Keeping things relatively simple is a key to successful outcomes. Northwest Imaging’s (NWI) Tyler Weber, chief administrative officer, advises caution before adopting the more exotic investments requested by some physicians. “Over time, a good balanced menu is going to be best for them,” he suggests.
Staying competitive: Recruiting and retaining talent
We don’t need to tell radiology executives how fierce the competition is for talented radiologists and staff. “Designing a plan that is an effective employee recruiting tool in an industry where skilled technical staff is difficult to attract [is a key recruiting strategy],” notes Kern Radiology’s Ziemann.
In the new era of medicine, what once used to be an assumed comfortable retirement for physicians has now become a meaningful concern for most radiologists. According to the authors of a study published last year in Academic Radiology based on a survey of more than 2000 radiologists: “Participants reported working more hours and expecting to retire later than desired.”
Proper plan design and strategy can turn this potential vulnerability into a strength. Dr. Hansen points to a generous plan de- sign as a key to their success at Memphis Radiological, “This plan has been exceedingly generous, particularly to our lower earning individuals.” That generosity has led to high participation levels (in excess of 90%), which allowed the physicians to max out their contributions.
We’ve personally seen the effects of the Memphis plan on many of their lower-income workers. Non-physician employees, many of whom were living paycheck to paycheck, were able to amass $100,000 or more for their retirement due to MRPC’s generosity, tax incentives, great plan design and helpful advice. Imagine arming your recruiters with those statistics?
Staying at the front of the pack
The retirement plan industry has evolved meaningfully in the last decade. Vendors have consolidated through waves of acquisition. In fact, it’s a sure bet that your record keeper has either been buy- ing or been sold since you hired them.
Competition and economies of scale have made pricing of just a few years ago, out of date. Meanwhile, regulatory changes have created vast new opportunities… and liabilities.
Zeimann say it best: “The days of contributing to your retirement plan and leaving it on autopilot are long gone.” Radiology groups need to stay on top of their plans to stay efficient, compliant and competitive.
Dr. Hansen offers this advice to managing partners and executives: “Get … an outside consult just to vet what [your retirement plan managers] are doing. They may be doing everything well. It doesn’t cost you very much to get a consultant to take a look at what you’re doing to see if there’s anything you’re missing.”
Even if you’re confident that you have a competent advisor, there’s always something fresh eyes can bring to the table, and it’s a regulatory requirement to have even the most trusted relationships reviewed periodically. But Hansen correctly cautions to make sure that review is “non-commissioned advice. I’d warn that.”
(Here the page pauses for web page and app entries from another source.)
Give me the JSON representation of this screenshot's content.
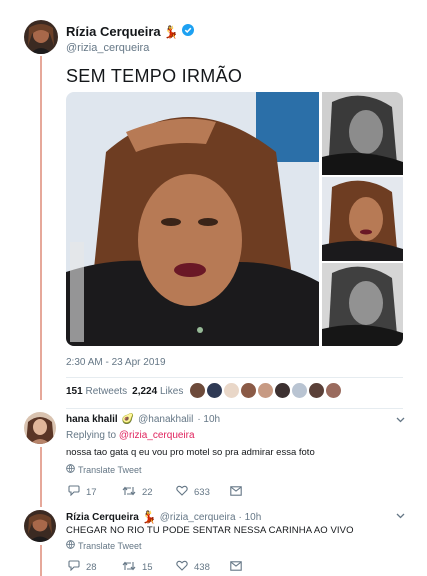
{
  "author": {
    "name": "Rízia Cerqueira",
    "emoji": "💃",
    "handle": "@rizia_cerqueira"
  },
  "tweet": {
    "text": "SEM TEMPO IRMÃO",
    "timestamp": "2:30 AM - 23 Apr 2019"
  },
  "stats": {
    "retweets_count": "151",
    "retweets_label": "Retweets",
    "likes_count": "2,224",
    "likes_label": "Likes"
  },
  "replies": [
    {
      "name": "hana khalil",
      "emoji": "🥑",
      "handle": "@hanakhalil",
      "time": "· 10h",
      "replying_prefix": "Replying to",
      "replying_to": "@rizia_cerqueira",
      "text": "nossa tao gata q eu vou pro motel so pra admirar essa foto",
      "translate": "Translate Tweet",
      "counts": {
        "replies": "17",
        "retweets": "22",
        "likes": "633"
      }
    },
    {
      "name": "Rízia Cerqueira",
      "emoji": "💃",
      "handle": "@rizia_cerqueira",
      "time": "· 10h",
      "text": "CHEGAR NO RIO TU PODE SENTAR NESSA CARINHA AO VIVO",
      "translate": "Translate Tweet",
      "counts": {
        "replies": "28",
        "retweets": "15",
        "likes": "438"
      }
    }
  ],
  "colors": {
    "verified": "#1da1f2",
    "mention": "#e0245e",
    "secondary_text": "#657786",
    "thread_line": "#e6a89a"
  }
}
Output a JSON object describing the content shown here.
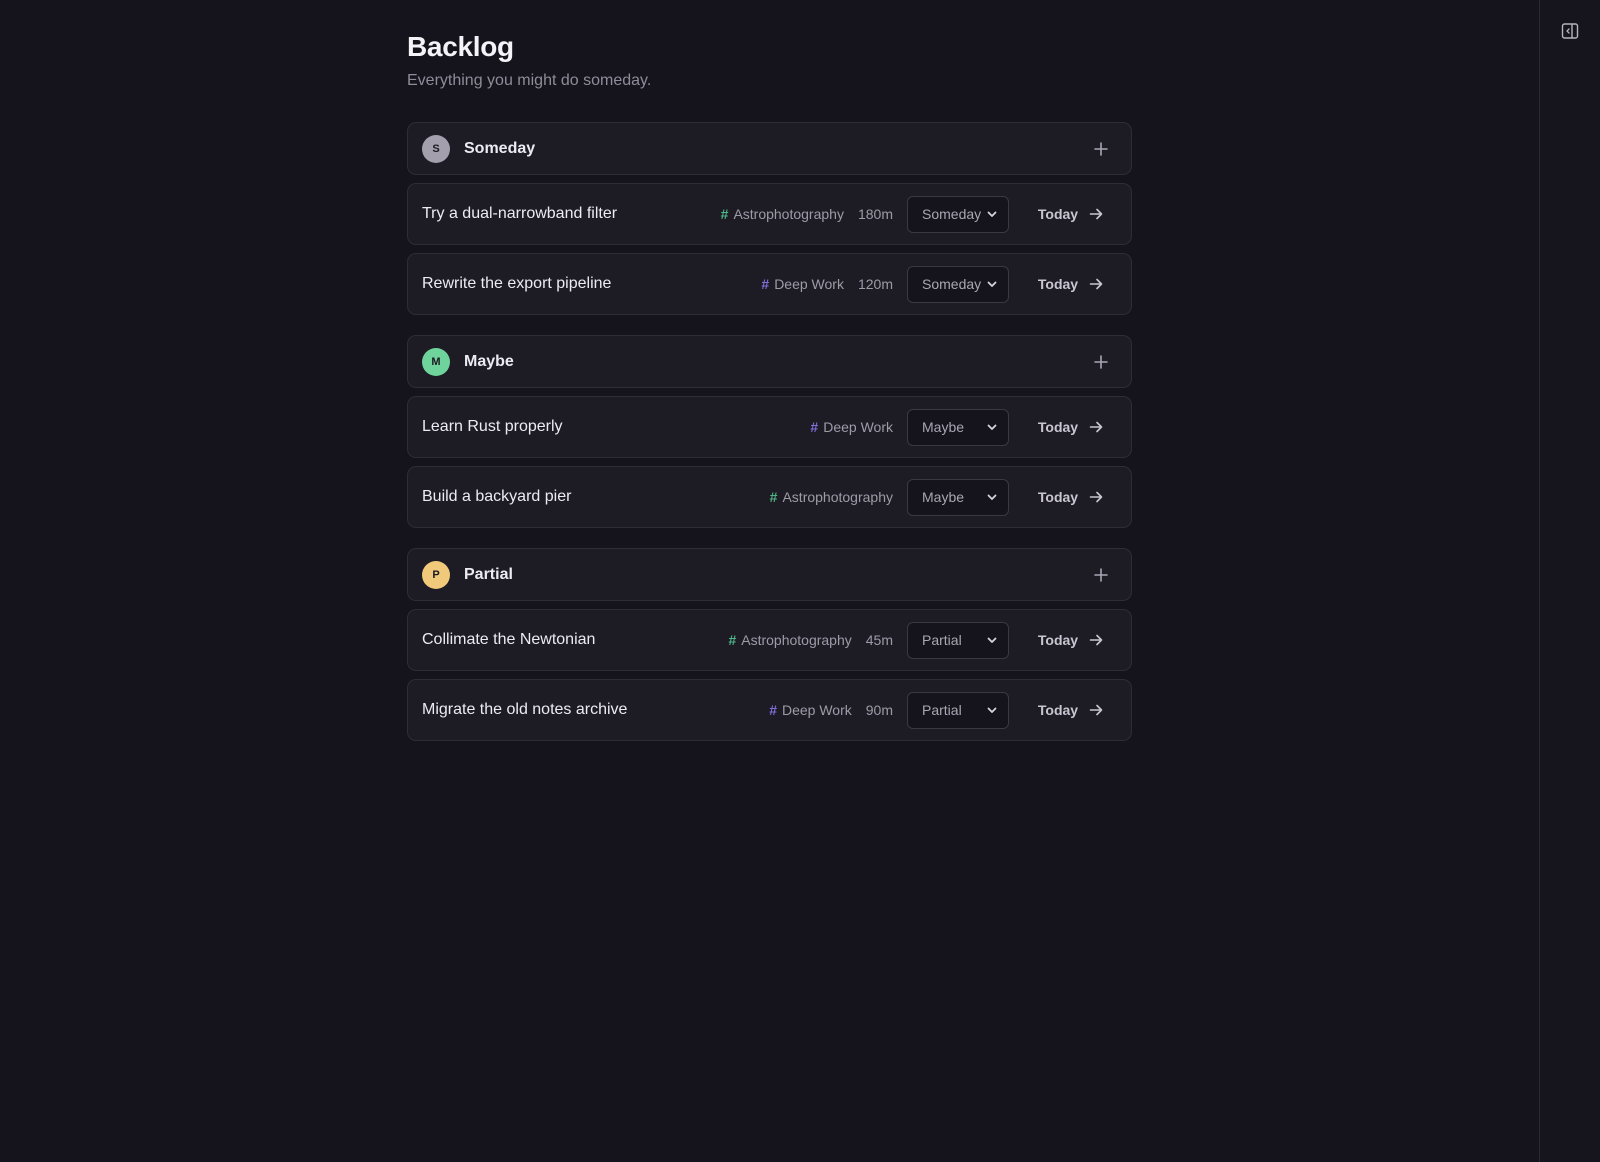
{
  "page": {
    "title": "Backlog",
    "subtitle": "Everything you might do someday."
  },
  "colors": {
    "background": "#15141d",
    "card": "#1d1c25",
    "border": "#2e2c37",
    "tag_astrophotography": "#4fb487",
    "tag_deep_work": "#7d6fd6"
  },
  "groups": [
    {
      "name": "Someday",
      "avatar_letter": "S",
      "avatar_color": "#a39fad",
      "add_icon": "plus-icon",
      "tasks": [
        {
          "title": "Try a dual-narrowband filter",
          "tag": "Astrophotography",
          "tag_color": "#4fb487",
          "duration": "180m",
          "status": "Someday",
          "action": "Today"
        },
        {
          "title": "Rewrite the export pipeline",
          "tag": "Deep Work",
          "tag_color": "#7d6fd6",
          "duration": "120m",
          "status": "Someday",
          "action": "Today"
        }
      ]
    },
    {
      "name": "Maybe",
      "avatar_letter": "M",
      "avatar_color": "#6fd49b",
      "add_icon": "plus-icon",
      "tasks": [
        {
          "title": "Learn Rust properly",
          "tag": "Deep Work",
          "tag_color": "#7d6fd6",
          "duration": "",
          "status": "Maybe",
          "action": "Today"
        },
        {
          "title": "Build a backyard pier",
          "tag": "Astrophotography",
          "tag_color": "#4fb487",
          "duration": "",
          "status": "Maybe",
          "action": "Today"
        }
      ]
    },
    {
      "name": "Partial",
      "avatar_letter": "P",
      "avatar_color": "#f1c97a",
      "add_icon": "plus-icon",
      "tasks": [
        {
          "title": "Collimate the Newtonian",
          "tag": "Astrophotography",
          "tag_color": "#4fb487",
          "duration": "45m",
          "status": "Partial",
          "action": "Today"
        },
        {
          "title": "Migrate the old notes archive",
          "tag": "Deep Work",
          "tag_color": "#7d6fd6",
          "duration": "90m",
          "status": "Partial",
          "action": "Today"
        }
      ]
    }
  ],
  "rail": {
    "toggle_icon": "sidebar-toggle-icon"
  }
}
As a veteran retirement industry consultant, I’d echo his suggestion. If you’re going to take the wise step of engaging a third-party, check their motivation. Unless you are looking to replace your existing advisor, only engage a consultant who recuses themselves from being considered for the services that they are reviewing.
As NWI’s Weber says, “Make sure the person you are using doesn’t have a dog in the fight.” Fees should be flat, not variable based on recommendations to assure their objectivity. Hiring someone to conduct a periodic RFP or RFI can go a long way in ensuring competitive services, structure and pricing.
Lastly, and perhaps most importantly, make sure that this out- side consultant will serve a fiduciary for the review; this will confirm that their interests are solely aligned with the needs of your plan and its participants.